to divert the stream and construct a pond, spanned at one end by a Japanese bridge with a
trellis over it. He planted weeping willow trees, bamboo and iris around the pond. Clusters
of lily pads floated on the water. Some types of the lily pads in his pond were very rare and
unusual. Claude Monet hired an army of gardeners to care for his beautiful gardens.
Project Idea
 Have students draw or paint a Japanese Bridge picture. Point out the curve of the bridge
over the water. Point out how the railing of the bridge follows the same curved line as
the base of the bridge. Point out the slightly curved rectangle shapes across the bridge
and under the railing.
Painted in 1903
For most of the last 25 years of Claude Monet’s life, he worked exclusively on a
series of paintings of the waterlilies. Some of his waterlily paintings were painted on bright

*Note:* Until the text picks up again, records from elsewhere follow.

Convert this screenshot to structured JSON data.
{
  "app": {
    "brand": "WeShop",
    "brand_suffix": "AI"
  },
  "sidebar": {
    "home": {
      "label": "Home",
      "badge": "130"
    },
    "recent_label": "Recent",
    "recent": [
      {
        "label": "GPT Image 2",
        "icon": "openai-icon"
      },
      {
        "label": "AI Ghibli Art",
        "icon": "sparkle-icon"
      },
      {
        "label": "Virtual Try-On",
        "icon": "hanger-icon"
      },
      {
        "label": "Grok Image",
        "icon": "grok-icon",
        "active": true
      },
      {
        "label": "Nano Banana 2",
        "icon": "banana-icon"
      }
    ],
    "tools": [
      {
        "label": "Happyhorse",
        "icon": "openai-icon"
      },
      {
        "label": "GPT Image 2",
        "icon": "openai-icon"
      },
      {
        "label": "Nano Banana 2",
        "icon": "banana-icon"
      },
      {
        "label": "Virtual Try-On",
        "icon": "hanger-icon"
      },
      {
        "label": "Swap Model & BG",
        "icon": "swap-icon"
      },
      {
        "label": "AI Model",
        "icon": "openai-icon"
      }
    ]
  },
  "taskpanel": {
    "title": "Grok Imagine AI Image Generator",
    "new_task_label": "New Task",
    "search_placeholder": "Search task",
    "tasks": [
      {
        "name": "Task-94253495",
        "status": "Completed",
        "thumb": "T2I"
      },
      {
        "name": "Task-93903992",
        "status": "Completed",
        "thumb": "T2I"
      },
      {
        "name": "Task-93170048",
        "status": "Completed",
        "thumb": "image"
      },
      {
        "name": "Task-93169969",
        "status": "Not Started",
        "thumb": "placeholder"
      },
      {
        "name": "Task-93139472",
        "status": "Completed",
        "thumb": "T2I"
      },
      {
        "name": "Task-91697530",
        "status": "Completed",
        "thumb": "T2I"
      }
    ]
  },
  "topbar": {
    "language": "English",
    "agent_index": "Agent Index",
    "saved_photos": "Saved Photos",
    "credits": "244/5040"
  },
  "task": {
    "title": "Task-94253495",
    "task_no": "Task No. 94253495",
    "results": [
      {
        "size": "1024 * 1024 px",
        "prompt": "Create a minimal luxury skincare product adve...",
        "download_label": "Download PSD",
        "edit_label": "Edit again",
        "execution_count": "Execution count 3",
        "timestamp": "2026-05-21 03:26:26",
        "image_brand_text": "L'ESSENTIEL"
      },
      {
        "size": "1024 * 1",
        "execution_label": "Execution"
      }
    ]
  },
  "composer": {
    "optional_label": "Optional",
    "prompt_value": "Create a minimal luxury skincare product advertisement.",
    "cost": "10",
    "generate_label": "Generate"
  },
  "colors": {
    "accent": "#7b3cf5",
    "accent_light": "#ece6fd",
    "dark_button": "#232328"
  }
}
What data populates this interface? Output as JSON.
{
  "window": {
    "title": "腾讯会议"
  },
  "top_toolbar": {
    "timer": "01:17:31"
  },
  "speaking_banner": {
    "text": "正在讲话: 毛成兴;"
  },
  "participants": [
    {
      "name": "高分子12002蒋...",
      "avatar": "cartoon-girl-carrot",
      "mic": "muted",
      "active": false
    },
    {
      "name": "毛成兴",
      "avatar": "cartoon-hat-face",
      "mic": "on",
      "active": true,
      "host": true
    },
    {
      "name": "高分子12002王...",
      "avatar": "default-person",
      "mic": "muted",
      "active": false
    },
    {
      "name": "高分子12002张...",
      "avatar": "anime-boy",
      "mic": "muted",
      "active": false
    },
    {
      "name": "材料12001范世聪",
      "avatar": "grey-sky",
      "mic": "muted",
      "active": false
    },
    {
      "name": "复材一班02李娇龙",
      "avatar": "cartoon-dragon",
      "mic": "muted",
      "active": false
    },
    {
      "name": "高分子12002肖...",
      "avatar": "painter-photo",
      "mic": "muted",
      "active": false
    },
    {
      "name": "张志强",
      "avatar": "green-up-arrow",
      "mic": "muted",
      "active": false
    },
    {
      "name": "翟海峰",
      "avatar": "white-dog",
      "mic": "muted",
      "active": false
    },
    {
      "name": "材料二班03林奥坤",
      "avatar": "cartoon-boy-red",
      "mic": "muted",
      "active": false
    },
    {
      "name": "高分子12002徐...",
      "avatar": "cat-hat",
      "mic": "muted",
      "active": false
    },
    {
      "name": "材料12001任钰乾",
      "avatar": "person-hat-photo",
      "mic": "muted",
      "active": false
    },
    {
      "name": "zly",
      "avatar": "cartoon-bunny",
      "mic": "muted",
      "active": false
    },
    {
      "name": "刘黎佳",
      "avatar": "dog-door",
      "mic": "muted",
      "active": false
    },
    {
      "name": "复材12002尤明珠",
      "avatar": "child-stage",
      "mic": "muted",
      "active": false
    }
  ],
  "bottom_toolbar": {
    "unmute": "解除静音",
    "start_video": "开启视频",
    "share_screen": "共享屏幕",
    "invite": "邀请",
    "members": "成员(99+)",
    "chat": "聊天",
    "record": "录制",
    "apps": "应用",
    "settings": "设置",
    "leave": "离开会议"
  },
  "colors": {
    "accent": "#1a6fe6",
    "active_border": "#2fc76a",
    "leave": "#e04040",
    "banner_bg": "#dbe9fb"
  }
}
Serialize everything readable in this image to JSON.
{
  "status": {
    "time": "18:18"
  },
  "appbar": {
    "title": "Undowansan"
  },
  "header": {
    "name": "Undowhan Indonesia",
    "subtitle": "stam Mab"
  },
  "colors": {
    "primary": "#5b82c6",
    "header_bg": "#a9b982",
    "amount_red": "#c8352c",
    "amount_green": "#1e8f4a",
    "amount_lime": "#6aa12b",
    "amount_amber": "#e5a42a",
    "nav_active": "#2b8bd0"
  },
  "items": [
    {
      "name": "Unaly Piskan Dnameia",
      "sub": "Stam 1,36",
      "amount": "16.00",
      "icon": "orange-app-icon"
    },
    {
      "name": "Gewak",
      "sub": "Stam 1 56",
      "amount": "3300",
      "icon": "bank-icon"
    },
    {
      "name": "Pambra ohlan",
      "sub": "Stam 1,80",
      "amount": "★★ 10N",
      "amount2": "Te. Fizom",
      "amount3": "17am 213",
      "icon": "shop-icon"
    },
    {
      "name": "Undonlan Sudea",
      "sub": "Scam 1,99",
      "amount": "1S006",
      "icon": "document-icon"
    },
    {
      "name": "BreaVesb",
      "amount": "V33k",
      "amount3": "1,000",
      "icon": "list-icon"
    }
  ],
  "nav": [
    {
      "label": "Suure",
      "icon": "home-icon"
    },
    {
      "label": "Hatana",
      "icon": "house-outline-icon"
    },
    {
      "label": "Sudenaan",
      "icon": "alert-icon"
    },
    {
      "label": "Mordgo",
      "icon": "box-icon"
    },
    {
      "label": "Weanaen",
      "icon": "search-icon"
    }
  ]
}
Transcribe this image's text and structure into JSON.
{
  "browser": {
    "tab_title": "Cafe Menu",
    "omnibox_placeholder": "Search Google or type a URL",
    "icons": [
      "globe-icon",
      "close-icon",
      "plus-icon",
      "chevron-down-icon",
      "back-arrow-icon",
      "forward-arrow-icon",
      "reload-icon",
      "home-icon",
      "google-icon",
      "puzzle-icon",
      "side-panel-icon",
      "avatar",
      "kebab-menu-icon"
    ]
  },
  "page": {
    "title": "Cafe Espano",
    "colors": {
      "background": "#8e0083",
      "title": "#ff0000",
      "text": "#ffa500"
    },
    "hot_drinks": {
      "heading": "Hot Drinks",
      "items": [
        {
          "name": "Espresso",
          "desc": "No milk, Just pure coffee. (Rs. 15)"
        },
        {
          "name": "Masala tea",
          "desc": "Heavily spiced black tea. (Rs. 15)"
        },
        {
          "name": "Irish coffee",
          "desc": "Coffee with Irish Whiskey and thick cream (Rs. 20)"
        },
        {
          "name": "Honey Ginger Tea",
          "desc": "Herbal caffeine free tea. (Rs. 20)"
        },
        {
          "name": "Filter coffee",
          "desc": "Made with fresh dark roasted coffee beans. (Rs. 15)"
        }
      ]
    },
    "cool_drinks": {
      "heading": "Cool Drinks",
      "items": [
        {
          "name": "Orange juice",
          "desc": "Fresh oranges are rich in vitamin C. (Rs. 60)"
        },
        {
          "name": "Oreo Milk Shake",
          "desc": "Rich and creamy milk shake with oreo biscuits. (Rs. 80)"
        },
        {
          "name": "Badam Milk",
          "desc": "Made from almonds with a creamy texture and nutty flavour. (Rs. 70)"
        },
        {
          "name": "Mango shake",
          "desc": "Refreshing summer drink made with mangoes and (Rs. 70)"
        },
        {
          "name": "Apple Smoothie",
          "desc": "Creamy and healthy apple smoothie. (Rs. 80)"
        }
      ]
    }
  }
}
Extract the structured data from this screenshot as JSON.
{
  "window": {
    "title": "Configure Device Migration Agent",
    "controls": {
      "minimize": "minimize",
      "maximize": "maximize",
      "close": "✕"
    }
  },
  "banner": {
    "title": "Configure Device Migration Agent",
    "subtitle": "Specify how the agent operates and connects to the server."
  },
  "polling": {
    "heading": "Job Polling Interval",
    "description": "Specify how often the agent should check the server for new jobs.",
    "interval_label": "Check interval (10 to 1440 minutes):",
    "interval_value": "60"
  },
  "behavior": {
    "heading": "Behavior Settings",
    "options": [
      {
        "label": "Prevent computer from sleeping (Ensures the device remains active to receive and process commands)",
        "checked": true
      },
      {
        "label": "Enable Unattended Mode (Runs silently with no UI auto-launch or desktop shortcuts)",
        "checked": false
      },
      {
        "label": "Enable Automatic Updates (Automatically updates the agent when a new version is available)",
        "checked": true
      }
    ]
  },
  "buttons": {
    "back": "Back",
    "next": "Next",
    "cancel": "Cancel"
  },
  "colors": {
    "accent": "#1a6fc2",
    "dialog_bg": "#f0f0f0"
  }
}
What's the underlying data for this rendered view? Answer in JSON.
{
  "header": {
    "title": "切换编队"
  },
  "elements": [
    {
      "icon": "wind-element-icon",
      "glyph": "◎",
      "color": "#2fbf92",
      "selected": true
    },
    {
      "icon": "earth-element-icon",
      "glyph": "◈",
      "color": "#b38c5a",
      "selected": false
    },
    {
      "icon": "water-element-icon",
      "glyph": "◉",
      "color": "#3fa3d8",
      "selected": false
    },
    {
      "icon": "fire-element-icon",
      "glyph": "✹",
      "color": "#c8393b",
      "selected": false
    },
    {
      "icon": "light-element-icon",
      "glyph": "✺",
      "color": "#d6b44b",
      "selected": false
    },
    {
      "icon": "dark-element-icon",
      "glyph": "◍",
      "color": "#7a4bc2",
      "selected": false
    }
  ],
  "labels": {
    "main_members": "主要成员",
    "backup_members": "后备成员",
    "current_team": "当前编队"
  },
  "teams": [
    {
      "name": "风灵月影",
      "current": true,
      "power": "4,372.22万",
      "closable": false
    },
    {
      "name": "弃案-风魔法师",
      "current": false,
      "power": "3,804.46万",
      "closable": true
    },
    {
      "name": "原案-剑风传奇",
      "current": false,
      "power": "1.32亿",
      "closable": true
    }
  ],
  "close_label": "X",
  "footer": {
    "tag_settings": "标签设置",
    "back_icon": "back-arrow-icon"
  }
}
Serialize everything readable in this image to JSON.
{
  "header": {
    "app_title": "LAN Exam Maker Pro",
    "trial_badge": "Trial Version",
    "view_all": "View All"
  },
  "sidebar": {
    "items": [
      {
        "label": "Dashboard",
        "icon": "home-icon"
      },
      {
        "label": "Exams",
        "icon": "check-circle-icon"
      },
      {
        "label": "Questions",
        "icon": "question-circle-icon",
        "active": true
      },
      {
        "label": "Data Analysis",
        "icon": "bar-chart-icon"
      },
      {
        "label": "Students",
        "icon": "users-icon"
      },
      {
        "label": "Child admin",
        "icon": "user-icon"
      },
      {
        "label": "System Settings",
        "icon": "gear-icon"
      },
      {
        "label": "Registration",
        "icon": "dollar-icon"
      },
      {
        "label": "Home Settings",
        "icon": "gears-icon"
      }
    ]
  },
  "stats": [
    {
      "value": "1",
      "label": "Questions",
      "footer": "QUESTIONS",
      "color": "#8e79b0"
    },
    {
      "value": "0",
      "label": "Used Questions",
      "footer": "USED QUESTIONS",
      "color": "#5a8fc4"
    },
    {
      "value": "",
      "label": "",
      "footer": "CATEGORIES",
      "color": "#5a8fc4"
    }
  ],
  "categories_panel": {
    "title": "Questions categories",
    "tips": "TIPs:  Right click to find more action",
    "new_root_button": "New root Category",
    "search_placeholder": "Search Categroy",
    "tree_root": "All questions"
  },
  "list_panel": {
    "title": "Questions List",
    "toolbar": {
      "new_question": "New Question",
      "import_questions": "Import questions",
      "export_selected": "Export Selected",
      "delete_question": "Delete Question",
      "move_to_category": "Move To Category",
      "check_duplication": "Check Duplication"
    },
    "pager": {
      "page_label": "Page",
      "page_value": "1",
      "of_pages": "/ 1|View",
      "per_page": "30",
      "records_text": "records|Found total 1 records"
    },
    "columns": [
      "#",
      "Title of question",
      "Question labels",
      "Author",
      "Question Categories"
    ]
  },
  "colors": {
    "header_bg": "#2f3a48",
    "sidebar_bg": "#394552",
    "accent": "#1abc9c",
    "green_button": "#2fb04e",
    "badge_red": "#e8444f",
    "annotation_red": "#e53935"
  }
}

sunshine days and some of them were on cloudy, misty, rainy and even foggy days. Monet
could create all kinds of weather with the colors of paint that he used. Many of the
paintings he painted in Giverny are his most beautiful and famous.
Waterlily flowers are beautiful but they only last for one day. Before he went out to
paint his waterlilies, Monet would call his children and the gardeners to come and remove
all the dead flowers and leaves. He felt the waterlilies needed to look their best for him to
paint them correctly.
Monet’s Waterlily paintings are some of the most beautiful and famous paintings that
he ever created. The Portland Art Museum has a large waterlilly painting in its exhibit.
You can ask to see it if you visit the museum with your parents!
As Monet painted his water lily garden, he kept making his pictures larger and larger.
Monet had a dream to create a very large round room where people could be surrounded
with his water garden. The Louvre Museum, in Paris, agreed to build this room for him.
Monet gave the museum specific rules to follow for the room. They had to glue his
watercolor paintings to the curved walls and the museum could never put any other artwork
in this room. Monet also told them that they could never change the room. Some of the
paintings for this room are over forty feet wide.
Monet continued to work on his last canvases of waterlilies until he died, in his house at
Giverny, on December 5, 1926.
During a walk in the neighborhood of Giverny (Jzee-ver-nee), Monet was attracted
by a magnificent stand of poplars growing in ordered sequence along the winding Epte
River. After he had begun to paint them, he found out they were about to be cut and sold at
auction. He appealed, fruitlessly, to the mayor for a postponement of the sale. The problem
was finally solved, somewhat extravagantly but with characteristic originality. Monet
sought out the most probable buyer and agreed to reimburse any amount he paid over the
figure he had planned to bid, on condition that he keep bidding, and that the trees be left
standing until the series of paintings was completed.
Suggested Dialogue
There are many lines in this painting.
How many vertical lines can you find?
The green shoreline is a wide horizontal line.
Can you find a diagonal line?
Project Ideas
 Paint a row of thin poplar trunks, spaced evenly apart and completely to the top edge of
the paper, with brown paint. A green shoreline could be sponged in with reflected poplar
trunks painted below. The leaves of the poplar trees could be sponged in along the
trunk. Leaves could be Spring colors. Sponge dabs of dark green first and dab light
green next. Let dabs of both shades show through. A third value of green sponged in
could make the trees even more interesting.
 For Fall coloring, sponge warm colors (red, orange, and yellow). Use the darkest value
first (red), then the medium value and the lightest value (yellow) last, to highlight.
 Cool colors (blue, green, and purple) would also look nice. Begin with the darkest value
(purple), then the green and highlight with the blue.